[TASK DIRECTIONS]:
The lines wanted are those in the data below that include "verde".

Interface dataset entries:
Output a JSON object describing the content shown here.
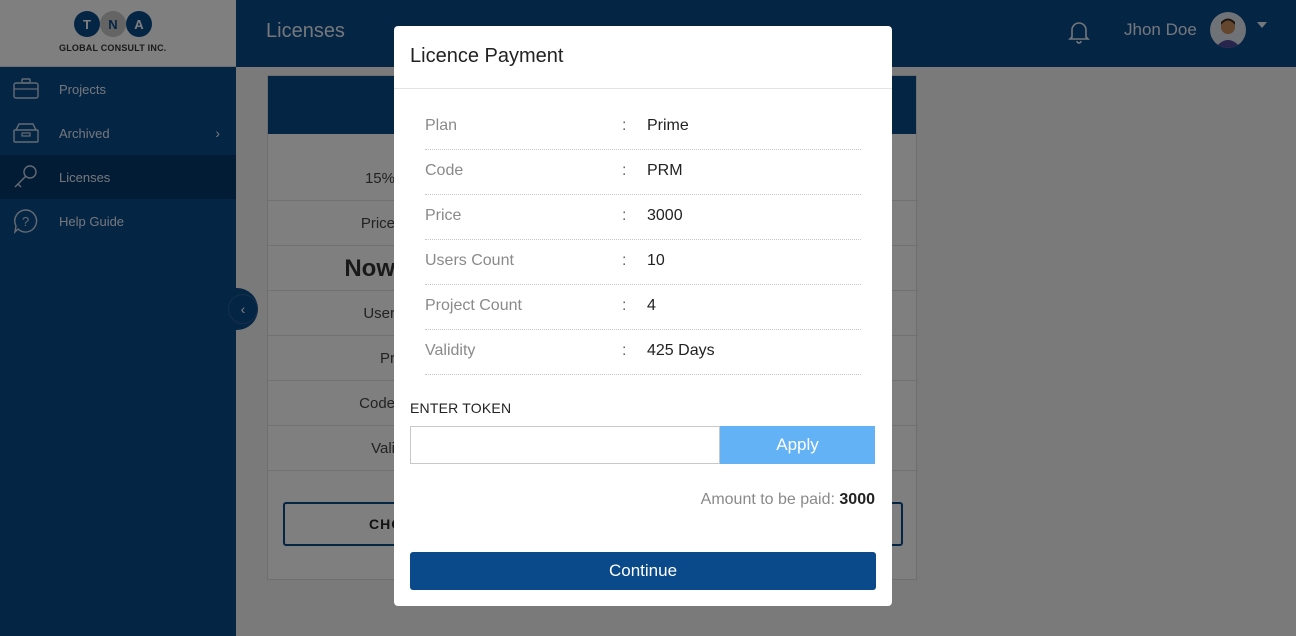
{
  "logo": {
    "letters": [
      "T",
      "N",
      "A"
    ],
    "company": "GLOBAL CONSULT INC."
  },
  "sidebar": {
    "items": [
      {
        "label": "Projects",
        "icon": "briefcase-icon"
      },
      {
        "label": "Archived",
        "icon": "archive-icon",
        "has_arrow": true
      },
      {
        "label": "Licenses",
        "icon": "key-icon",
        "active": true
      },
      {
        "label": "Help Guide",
        "icon": "help-icon"
      }
    ]
  },
  "topbar": {
    "title": "Licenses",
    "user_name": "Jhon Doe"
  },
  "background_card": {
    "rows": [
      "15%",
      "Price",
      "Now",
      "User",
      "Pr",
      "Code",
      "Vali"
    ],
    "button_label": "CHO"
  },
  "modal": {
    "title": "Licence Payment",
    "details": [
      {
        "label": "Plan",
        "value": "Prime"
      },
      {
        "label": "Code",
        "value": "PRM"
      },
      {
        "label": "Price",
        "value": "3000"
      },
      {
        "label": "Users Count",
        "value": "10"
      },
      {
        "label": "Project Count",
        "value": "4"
      },
      {
        "label": "Validity",
        "value": "425 Days"
      }
    ],
    "separator": ":",
    "token_label": "ENTER TOKEN",
    "token_value": "",
    "apply_label": "Apply",
    "amount_label": "Amount to be paid:",
    "amount_value": "3000",
    "continue_label": "Continue"
  },
  "colors": {
    "primary": "#0a4a8a",
    "apply": "#64b2f6",
    "overlay": "rgba(0,0,0,0.5)"
  }
}
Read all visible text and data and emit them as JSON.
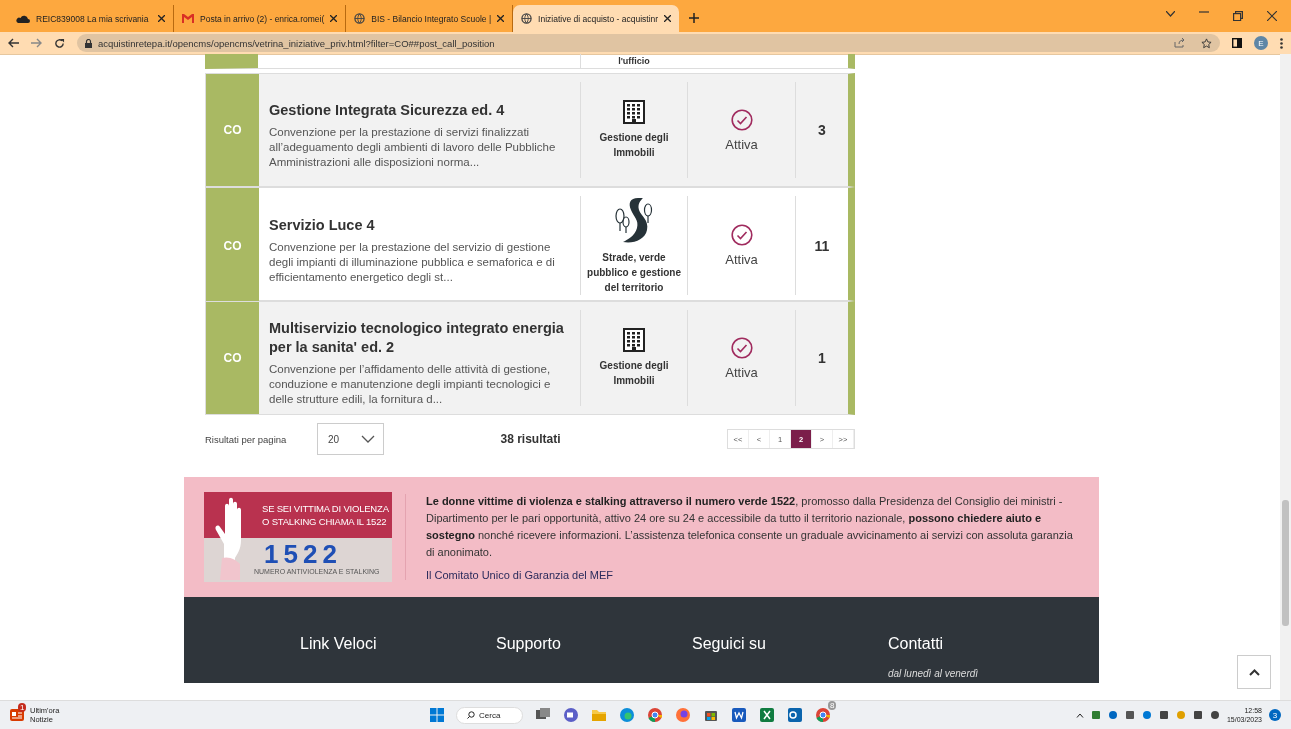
{
  "browser": {
    "tabs": [
      {
        "title": "REIC839008 La mia scrivania",
        "selected": false
      },
      {
        "title": "Posta in arrivo (2) - enrica.romei(",
        "selected": false
      },
      {
        "title": "BIS - Bilancio Integrato Scuole |",
        "selected": false
      },
      {
        "title": "Iniziative di acquisto - acquistinr",
        "selected": true
      }
    ],
    "url": "acquistinretepa.it/opencms/opencms/vetrina_iniziative_priv.html?filter=CO##post_call_position",
    "profile_initial": "E"
  },
  "partial_card": {
    "category": "l'ufficio"
  },
  "initiatives": [
    {
      "badge": "CO",
      "title": "Gestione Integrata Sicurezza ed. 4",
      "description": "Convenzione per la prestazione di servizi finalizzati all’adeguamento degli ambienti di lavoro delle Pubbliche Amministrazioni alle disposizioni norma...",
      "kind": "building",
      "category": "Gestione degli Immobili",
      "status": "Attiva",
      "count": "3"
    },
    {
      "badge": "CO",
      "title": "Servizio Luce 4",
      "description": "Convenzione per la prestazione del servizio di gestione degli impianti di illuminazione pubblica e semaforica e di efficientamento energetico degli st...",
      "kind": "road",
      "category": "Strade, verde pubblico e gestione del territorio",
      "status": "Attiva",
      "count": "11"
    },
    {
      "badge": "CO",
      "title": "Multiservizio tecnologico integrato energia per la sanita' ed. 2",
      "description": "Convenzione per l’affidamento delle attività di gestione, conduzione e manutenzione degli impianti tecnologici e delle strutture edili, la fornitura d...",
      "kind": "building",
      "category": "Gestione degli Immobili",
      "status": "Attiva",
      "count": "1"
    }
  ],
  "results": {
    "per_page_label": "Risultati per pagina",
    "per_page": "20",
    "total": "38 risultati",
    "pages": [
      {
        "label": "<<",
        "selected": false
      },
      {
        "label": "<",
        "selected": false
      },
      {
        "label": "1",
        "selected": false
      },
      {
        "label": "2",
        "selected": true
      },
      {
        "label": ">",
        "selected": false
      },
      {
        "label": ">>",
        "selected": false
      }
    ]
  },
  "banner": {
    "image_line1": "SE SEI VITTIMA DI VIOLENZA",
    "image_line2": "O STALKING CHIAMA IL 1522",
    "image_number": "1522",
    "image_caption": "NUMERO ANTIVIOLENZA E STALKING",
    "text": "**Le donne vittime di violenza e stalking attraverso il numero verde 1522**, promosso dalla Presidenza del Consiglio dei ministri - Dipartimento per le pari opportunità, attivo 24 ore su 24 e accessibile da tutto il territorio nazionale, **possono chiedere aiuto e sostegno** nonché ricevere informazioni. L’assistenza telefonica consente un graduale avvicinamento ai servizi con assoluta garanzia di anonimato.",
    "link": "Il Comitato Unico di Garanzia del MEF"
  },
  "footer": {
    "columns": [
      "Link Veloci",
      "Supporto",
      "Seguici su",
      "Contatti"
    ],
    "contact_hours": "dal lunedì al venerdì"
  },
  "taskbar": {
    "news_badge": "1",
    "news_title": "Ultim'ora",
    "news_subtitle": "Notizie",
    "search": "Cerca",
    "app_badge": "8",
    "time": "12:58",
    "date": "15/03/2023",
    "notification_count": "3"
  }
}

[ANSWER SECTION]:
      "category": "Strade, verde pubblico e gestione del territorio",
    "text": "**Le donne vittime di violenza e stalking attraverso il numero verde 1522**, promosso dalla Presidenza del Consiglio dei ministri - Dipartimento per le pari opportunità, attivo 24 ore su 24 e accessibile da tutto il territorio nazionale, **possono chiedere aiuto e sostegno** nonché ricevere informazioni. L’assistenza telefonica consente un graduale avvicinamento ai servizi con assoluta garanzia di anonimato.",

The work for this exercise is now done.